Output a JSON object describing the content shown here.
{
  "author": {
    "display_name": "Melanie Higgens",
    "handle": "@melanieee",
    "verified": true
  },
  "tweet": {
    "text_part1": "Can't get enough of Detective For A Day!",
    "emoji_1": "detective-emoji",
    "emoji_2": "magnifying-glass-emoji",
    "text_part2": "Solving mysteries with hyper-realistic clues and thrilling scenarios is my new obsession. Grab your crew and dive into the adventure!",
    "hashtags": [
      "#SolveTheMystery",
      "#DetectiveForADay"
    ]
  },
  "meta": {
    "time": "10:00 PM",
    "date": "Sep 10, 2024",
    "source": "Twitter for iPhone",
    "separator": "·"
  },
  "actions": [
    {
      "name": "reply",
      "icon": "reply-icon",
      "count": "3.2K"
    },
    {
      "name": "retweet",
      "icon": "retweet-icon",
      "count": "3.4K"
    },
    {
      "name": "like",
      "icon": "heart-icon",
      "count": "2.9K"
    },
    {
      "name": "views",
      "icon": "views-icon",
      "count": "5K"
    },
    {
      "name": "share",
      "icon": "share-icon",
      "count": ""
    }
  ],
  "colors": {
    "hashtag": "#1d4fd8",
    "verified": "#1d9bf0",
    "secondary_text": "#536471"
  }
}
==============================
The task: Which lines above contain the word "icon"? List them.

Task output:
      "icon": "reply-icon",
      "icon": "retweet-icon",
      "icon": "heart-icon",
      "icon": "views-icon",
      "icon": "share-icon",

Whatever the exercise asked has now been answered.